He said he aimed to “fix” the Pac-12 Network’s distribution problems. And the league’s football recruiting lapses, saying: “We need to be more aggressive in teaching the legacy of the Pac-12 [to recruits].”
His recognition and acknowledgement of the huge football crater the league has fallen into in recent years is a positive step forward for the Pac-12.
Everybody knows the league in the past, at least since the long ago time when it’s had any authentic forceful impact on the national scene in the college landscape’s most important sport, has covered up its “greatest weakness” by singing its own praises as a leader across the board in tennis, golf, volleyball, swimming and diving, lacrosse, softball, rowing, gymnastics, golf, track and field, cross country, fencing and whatever else.
The Pac-12 has been, by its own suggestion, the conference of champions.
Kliavkoff said he understands the juncture has arrived for the league to be the conference of what most Pac-12 sports fans really care about: the conference of football champions.
At least that used to be what Pac-12 fans cared about.
Nobody’s quite sure, not anymore, not since the conference has yielded and vacated its place as a true contender for a national football championship. The last Pac-12 national football title came by way of USC in 2004.
Since then, it’s been Texas, Florida, LSU, Florida, Alabama, Auburn, Alabama, Alabama, Florida State, Ohio State, Alabama, Clemson, Alabama, Clemson, LSU and Alabama.
The Western part of the United States hasn’t been this ignored, this insignificant, this … unattended, since the period before gold was struck in California the better part of two centuries ago.

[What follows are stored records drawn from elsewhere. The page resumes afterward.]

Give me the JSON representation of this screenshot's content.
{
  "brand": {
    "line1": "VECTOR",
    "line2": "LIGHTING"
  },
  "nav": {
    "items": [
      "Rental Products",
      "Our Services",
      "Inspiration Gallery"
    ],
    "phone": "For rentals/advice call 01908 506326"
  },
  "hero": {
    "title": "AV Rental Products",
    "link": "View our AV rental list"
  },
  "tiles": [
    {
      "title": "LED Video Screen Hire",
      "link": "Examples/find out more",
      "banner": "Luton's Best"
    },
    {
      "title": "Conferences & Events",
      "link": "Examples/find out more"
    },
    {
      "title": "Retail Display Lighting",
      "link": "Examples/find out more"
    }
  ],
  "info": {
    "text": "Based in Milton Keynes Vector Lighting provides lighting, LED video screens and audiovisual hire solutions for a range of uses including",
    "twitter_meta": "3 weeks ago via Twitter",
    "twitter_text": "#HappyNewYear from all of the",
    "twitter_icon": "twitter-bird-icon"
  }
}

As far as the top level of college football goes, Pac-12 schools have been left in the lurch, not because they were wronged, rather because they haven’t been worthy, even worse because they’ve been forgotten.

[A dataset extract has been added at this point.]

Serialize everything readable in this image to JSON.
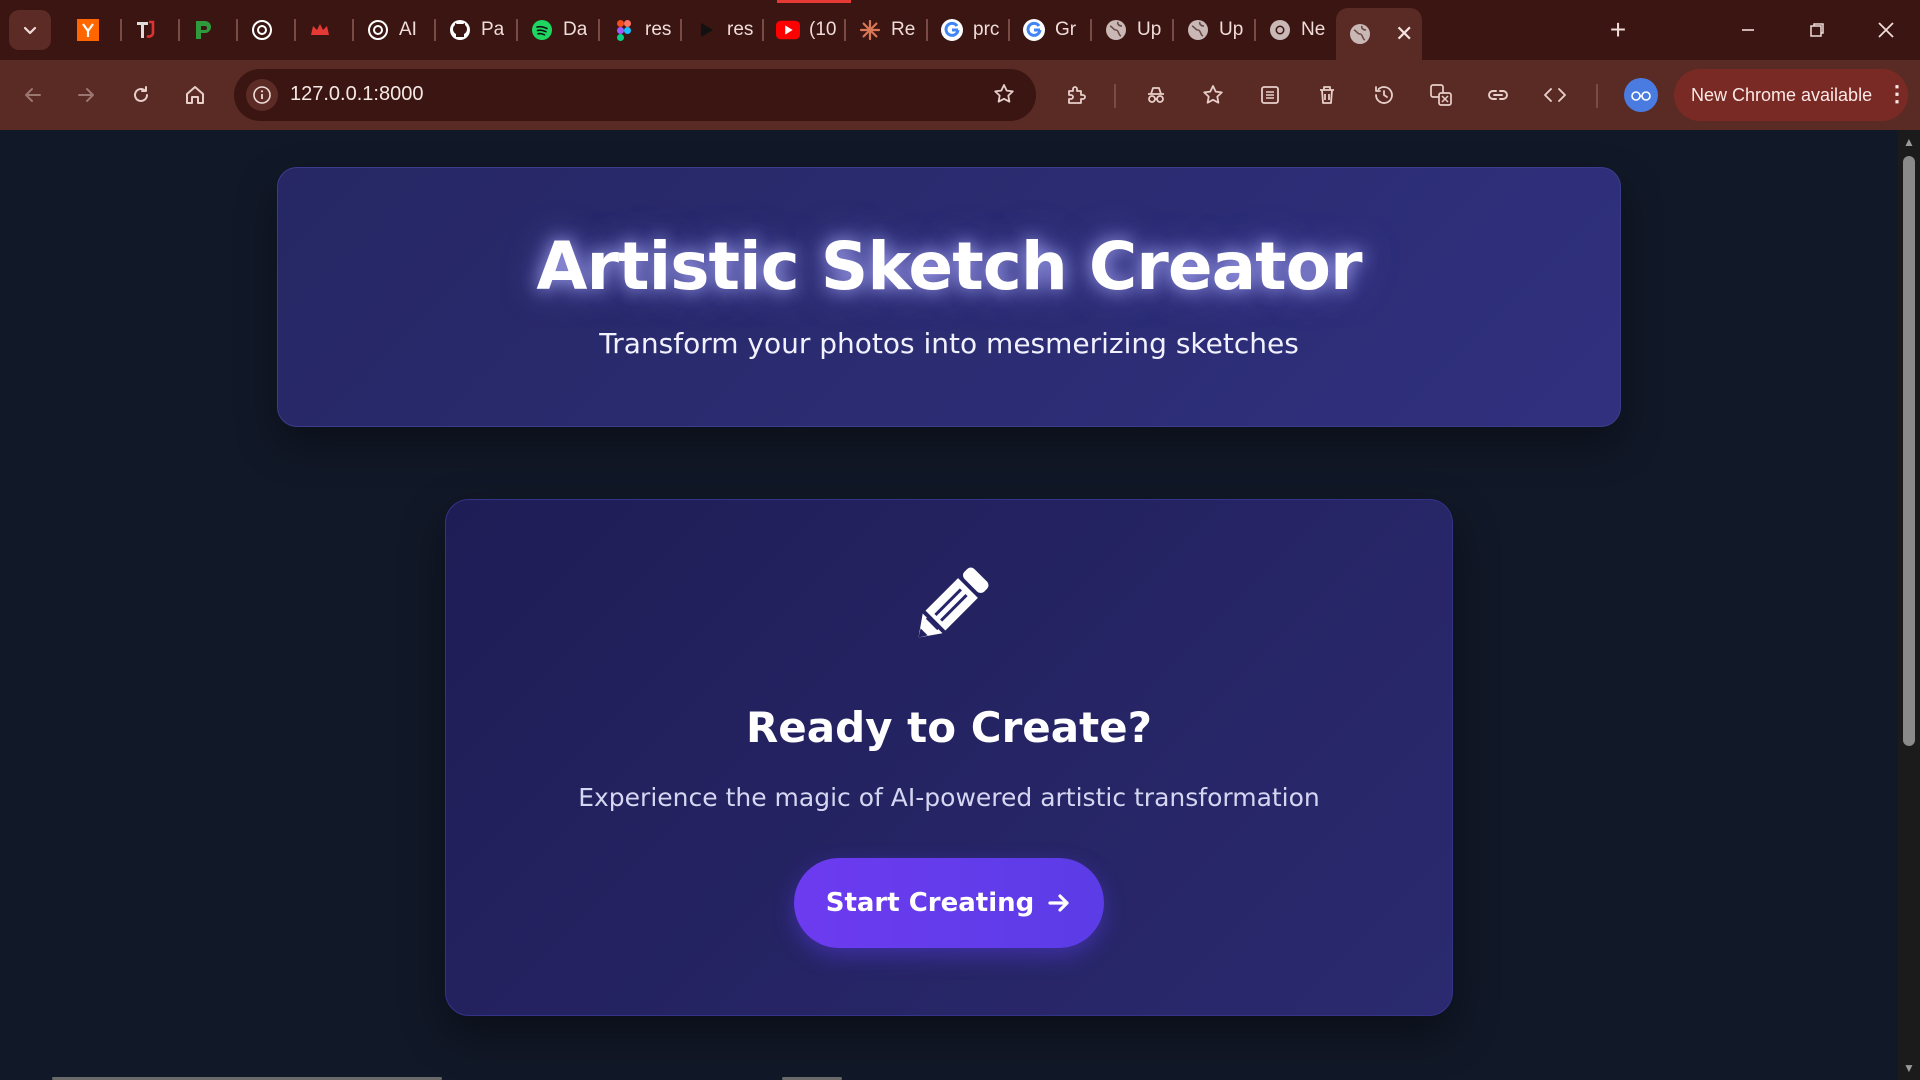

Kliavkoff wants that playoff expanded, but his charge will be to see that once Pac-12 teams get in, if they do, they actually do something with the opportunity.
Since 1920, there have been 16 national football champions from current Pac-12 schools. The present absent span of 16 years is the second-longest such skid. The only one to exceed it was from 1933 to 1953. And over that period, the absence was a whole lot less costly.
The era of the college football playoff — since 2014-15 — has not been open much to the Pac-12, with only two schools ever being invited: Oregon the first year and Washington the third. The past four seasons have seen Pac-12 programs wholly shunned.
And the longer that cloak of invisibility covers the conference, the shorter the supply of the lifeblood of high quality college football becomes: recruiting.
Kliavkoff checked that box, at least in word, with vigor.
Even in the talent-rich region of the West Coast, California in particular, Pac-12 schools are finding it more difficult to haul in top young prospects over prestigious programs elsewhere. The reason: Elite talent wants to play not only where it can win championships, but also where football really matters. And it seems to matter more in the Southeast and the Midwest, where television cameras are aimed and stadiums are full.
Note the plethora of unoccupied seats at many Pac-12 buildings. That trend began long before a pandemic reared its ugly head. And Kliavkoff already knows better than anyone the aforementioned failings of the Pac-12 Network, a brainchild that has cost the league and its institutions as much in economic losses as in eyeballs looking a different way.
There are other challenges Kliavkoff must face down in his new “best job in sports.” The righteous relationship between academics and athletics is always a sticky wicket, administrators preferring to at least appear less hypocritical than they really are.
He knows the dollars are crucial to the conference’s survival.
And he knows the straightest path, the super highway, to getting those dollars … err, advancing the student-athletes’ experience at Pac-12 schools … is to do whatever’s necessary to build a strong foundation under the sport that matters most.
GORDON MONSON hosts “The Big Show” with Jake Scott weekdays from 2-7 p.m. on 97.5 FM and 1280 AM The Zone.